About this task: Please work out how many lines of this material include "name", and answer with that number by itself.

**** Task material

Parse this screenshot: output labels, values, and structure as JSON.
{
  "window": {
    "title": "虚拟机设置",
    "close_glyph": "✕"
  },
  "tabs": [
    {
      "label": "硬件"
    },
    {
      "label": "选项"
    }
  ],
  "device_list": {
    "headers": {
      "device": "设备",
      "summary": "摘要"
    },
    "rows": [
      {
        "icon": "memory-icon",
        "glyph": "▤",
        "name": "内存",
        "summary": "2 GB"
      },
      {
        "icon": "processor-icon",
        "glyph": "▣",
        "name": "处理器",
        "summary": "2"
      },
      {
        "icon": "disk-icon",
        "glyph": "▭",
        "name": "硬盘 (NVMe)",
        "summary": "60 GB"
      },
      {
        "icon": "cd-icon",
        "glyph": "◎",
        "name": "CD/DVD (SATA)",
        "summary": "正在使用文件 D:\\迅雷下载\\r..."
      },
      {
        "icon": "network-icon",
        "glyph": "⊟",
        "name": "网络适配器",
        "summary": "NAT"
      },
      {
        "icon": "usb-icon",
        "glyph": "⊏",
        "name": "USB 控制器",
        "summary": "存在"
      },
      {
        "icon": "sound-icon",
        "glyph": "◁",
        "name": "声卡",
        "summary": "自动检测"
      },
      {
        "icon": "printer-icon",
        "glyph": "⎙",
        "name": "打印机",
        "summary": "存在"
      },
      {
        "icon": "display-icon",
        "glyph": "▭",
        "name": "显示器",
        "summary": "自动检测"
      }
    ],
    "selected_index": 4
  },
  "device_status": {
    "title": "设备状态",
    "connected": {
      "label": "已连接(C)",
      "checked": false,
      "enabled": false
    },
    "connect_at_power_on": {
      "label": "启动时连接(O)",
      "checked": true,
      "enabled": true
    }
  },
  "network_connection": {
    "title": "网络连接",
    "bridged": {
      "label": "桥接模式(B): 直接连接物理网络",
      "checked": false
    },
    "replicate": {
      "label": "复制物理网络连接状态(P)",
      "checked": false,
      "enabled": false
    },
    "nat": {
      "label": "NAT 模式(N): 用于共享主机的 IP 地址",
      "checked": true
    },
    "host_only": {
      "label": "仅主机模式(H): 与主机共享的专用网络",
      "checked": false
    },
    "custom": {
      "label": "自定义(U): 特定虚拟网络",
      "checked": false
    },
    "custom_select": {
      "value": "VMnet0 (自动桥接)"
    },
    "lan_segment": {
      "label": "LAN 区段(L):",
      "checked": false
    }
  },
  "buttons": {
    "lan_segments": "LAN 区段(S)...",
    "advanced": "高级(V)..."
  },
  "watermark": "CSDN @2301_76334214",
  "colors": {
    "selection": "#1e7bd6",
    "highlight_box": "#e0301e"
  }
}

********

Response to the exercise: 9